The impacts associated with braiding are a major concern for land managers because they dramatically increase the area of impacts associated with trail use (figure 5). Studies conducted in one area of Alaska documented that the average OHV trail had an impact area 34.6 feet wide (Connery 1984)--that's four times the width necessary for a single OHV track. Using that average width (34.6 feet), each mile of trail affects 4.2 acres. A single-track trail (8 feet wide) of the same length would affect just 0.97 acre per mile. Braided trail sections more than 200 feet wide are not uncommon within Alaska. For resource managers, the increase in area affected by braiding is significant in terms of resource destruction, habitat loss, and esthetics.
Figure 5--A braided trail in Alaska. More
than a dozen separate routes have been
pioneered in this section crossing a wetland.
Note the wet trail conditions and numerous
potholes. At this site, trail impacts affect an
area more than 250 feet wide. Braiding significantly
extends the area of impact by modifying

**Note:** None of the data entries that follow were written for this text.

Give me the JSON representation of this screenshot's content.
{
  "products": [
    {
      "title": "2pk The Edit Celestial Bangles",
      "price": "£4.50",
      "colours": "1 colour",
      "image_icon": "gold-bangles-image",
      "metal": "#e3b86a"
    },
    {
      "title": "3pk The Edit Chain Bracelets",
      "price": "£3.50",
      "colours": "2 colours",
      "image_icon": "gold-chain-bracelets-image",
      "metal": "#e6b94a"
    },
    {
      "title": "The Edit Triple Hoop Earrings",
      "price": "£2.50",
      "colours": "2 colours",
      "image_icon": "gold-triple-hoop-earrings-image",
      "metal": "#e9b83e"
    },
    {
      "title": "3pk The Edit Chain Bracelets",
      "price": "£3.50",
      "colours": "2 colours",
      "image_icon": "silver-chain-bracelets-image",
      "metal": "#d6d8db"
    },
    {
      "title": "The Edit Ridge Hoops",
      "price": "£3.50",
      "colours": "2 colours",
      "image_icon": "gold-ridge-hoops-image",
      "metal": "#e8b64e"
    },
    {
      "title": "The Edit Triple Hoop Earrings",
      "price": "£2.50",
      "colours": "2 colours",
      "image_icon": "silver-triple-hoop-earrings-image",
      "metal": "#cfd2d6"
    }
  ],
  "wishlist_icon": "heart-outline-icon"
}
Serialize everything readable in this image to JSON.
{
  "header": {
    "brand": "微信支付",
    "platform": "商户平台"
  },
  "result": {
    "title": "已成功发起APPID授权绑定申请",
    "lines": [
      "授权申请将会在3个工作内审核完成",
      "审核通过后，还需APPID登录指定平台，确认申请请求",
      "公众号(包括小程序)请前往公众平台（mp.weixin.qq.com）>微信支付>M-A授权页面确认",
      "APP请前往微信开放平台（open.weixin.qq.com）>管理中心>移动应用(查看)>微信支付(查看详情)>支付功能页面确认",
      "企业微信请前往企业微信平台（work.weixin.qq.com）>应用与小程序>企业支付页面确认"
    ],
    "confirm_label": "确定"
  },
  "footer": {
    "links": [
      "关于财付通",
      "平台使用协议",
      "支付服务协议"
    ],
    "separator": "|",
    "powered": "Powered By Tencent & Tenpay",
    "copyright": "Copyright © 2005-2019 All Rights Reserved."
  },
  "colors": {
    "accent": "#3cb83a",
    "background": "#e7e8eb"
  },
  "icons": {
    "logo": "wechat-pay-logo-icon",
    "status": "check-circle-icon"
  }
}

vegetation cover, surface hydrology, and soil
In Alaska, the cycle of degradation is well studied and documented (Connery 1984; Connery, Meyers, and Beck 1985; Ahlstrand and Racine 1990, 1993; and Happe, Shea, and Loya 1998). Responding to the impact has been more difficult. The problem is also compounded by rapidly expanding OHV use and increased OHV trail mileage. One study conducted by the Bureau of Land Management documented a 76-percent increase in miles of trail from the early 1970s to the late 1990s (Muenster 2001). Significant increases have also been observed in many other areas of Alaska. These increases in trail mileage and their associated environmental impacts on soil, vegetation, habitat, and water resource values have given resource managers a legitimate reason to be concerned about the impacts associated with degraded OHV trails.